With no edits of any kind, print each record that follows.
● ● ● ●
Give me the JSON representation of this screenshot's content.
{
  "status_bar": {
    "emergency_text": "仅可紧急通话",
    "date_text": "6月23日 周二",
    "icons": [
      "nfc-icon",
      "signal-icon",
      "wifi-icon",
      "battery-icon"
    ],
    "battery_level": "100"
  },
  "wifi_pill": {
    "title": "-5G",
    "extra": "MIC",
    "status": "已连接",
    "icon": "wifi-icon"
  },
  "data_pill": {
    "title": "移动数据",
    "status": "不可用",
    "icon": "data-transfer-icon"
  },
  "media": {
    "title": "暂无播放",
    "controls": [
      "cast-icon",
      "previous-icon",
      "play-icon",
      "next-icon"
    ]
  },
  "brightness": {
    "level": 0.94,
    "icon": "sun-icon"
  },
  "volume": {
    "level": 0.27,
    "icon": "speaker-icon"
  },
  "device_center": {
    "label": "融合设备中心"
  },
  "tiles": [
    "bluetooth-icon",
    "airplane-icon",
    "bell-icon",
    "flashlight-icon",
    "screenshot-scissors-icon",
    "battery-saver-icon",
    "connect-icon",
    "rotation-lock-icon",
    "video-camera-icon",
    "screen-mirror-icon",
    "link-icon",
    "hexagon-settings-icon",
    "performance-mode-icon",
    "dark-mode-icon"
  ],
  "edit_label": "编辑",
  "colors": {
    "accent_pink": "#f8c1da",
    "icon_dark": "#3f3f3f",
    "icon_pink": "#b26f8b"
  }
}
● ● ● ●
» RESPONSE TO THIS EXERCISE
Give me the JSON representation of this screenshot's content.
{
  "status_bar": {
    "emergency_text": "仅可紧急通话",
    "date_text": "6月23日 周二",
    "icons": [
      "nfc-icon",
      "signal-icon",
      "wifi-icon",
      "battery-icon"
    ],
    "battery_level": "100"
  },
  "wifi_pill": {
    "title": "-5G",
    "extra": "MIC",
    "status": "已连接",
    "icon": "wifi-icon"
  },
  "data_pill": {
    "title": "移动数据",
    "status": "不可用",
    "icon": "data-transfer-icon"
  },
  "media": {
    "title": "暂无播放",
    "controls": [
      "cast-icon",
      "previous-icon",
      "play-icon",
      "next-icon"
    ]
  },
  "brightness": {
    "level": 0.94,
    "icon": "sun-icon"
  },
  "volume": {
    "level": 0.27,
    "icon": "speaker-icon"
  },
  "device_center": {
    "label": "融合设备中心"
  },
  "tiles": [
    "bluetooth-icon",
    "airplane-icon",
    "bell-icon",
    "flashlight-icon",
    "screenshot-scissors-icon",
    "battery-saver-icon",
    "connect-icon",
    "rotation-lock-icon",
    "video-camera-icon",
    "screen-mirror-icon",
    "link-icon",
    "hexagon-settings-icon",
    "performance-mode-icon",
    "dark-mode-icon"
  ],
  "edit_label": "编辑",
  "colors": {
    "accent_pink": "#f8c1da",
    "icon_dark": "#3f3f3f",
    "icon_pink": "#b26f8b"
  }
}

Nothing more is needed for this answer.